WHAT YOU NEED TO DO: For the material that follows, state the number of lines where "this" occurs, and add nothing.

INFORMATION GIVEN:
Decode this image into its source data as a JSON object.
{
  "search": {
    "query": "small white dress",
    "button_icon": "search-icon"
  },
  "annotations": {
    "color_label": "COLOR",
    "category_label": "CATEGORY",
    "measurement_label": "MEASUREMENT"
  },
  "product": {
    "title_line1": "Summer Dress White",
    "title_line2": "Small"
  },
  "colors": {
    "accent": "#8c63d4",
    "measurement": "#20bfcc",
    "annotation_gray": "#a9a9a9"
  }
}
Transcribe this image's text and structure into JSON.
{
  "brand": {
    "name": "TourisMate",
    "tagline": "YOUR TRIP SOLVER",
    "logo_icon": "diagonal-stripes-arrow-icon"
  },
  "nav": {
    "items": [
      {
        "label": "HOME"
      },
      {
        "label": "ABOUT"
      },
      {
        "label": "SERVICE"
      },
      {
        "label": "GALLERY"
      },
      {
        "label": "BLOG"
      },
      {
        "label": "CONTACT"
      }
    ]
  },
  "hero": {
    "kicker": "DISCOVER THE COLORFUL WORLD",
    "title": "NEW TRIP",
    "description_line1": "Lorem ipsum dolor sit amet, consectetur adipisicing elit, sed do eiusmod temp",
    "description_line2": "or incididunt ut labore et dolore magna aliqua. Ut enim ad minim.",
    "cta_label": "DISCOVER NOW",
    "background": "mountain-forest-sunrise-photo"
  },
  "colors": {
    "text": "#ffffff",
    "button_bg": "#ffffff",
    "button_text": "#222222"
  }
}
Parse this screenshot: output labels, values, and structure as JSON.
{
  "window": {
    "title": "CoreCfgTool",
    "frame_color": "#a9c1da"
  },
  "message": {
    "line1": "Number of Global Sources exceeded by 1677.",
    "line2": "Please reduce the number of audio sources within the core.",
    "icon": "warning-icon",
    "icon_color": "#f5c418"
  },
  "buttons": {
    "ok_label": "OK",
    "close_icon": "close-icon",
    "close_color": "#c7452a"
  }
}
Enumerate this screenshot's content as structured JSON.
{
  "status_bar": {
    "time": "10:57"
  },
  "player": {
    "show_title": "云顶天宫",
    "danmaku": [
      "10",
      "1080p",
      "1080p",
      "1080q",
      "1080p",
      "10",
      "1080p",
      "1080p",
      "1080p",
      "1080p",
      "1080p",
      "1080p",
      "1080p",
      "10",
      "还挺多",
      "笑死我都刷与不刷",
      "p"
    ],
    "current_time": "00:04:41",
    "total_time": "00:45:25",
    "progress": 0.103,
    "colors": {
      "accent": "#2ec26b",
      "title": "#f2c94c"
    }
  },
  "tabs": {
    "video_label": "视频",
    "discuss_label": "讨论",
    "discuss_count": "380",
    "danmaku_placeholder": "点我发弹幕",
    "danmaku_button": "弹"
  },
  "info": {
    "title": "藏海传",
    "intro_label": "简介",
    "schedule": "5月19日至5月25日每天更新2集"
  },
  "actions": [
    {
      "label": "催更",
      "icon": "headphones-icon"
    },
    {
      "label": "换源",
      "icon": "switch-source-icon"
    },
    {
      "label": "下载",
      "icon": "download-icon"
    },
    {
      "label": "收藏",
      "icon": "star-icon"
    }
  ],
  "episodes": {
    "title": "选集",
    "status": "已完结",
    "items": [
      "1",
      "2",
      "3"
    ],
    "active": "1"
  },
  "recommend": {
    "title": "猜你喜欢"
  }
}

YOUR SOLUTION: 4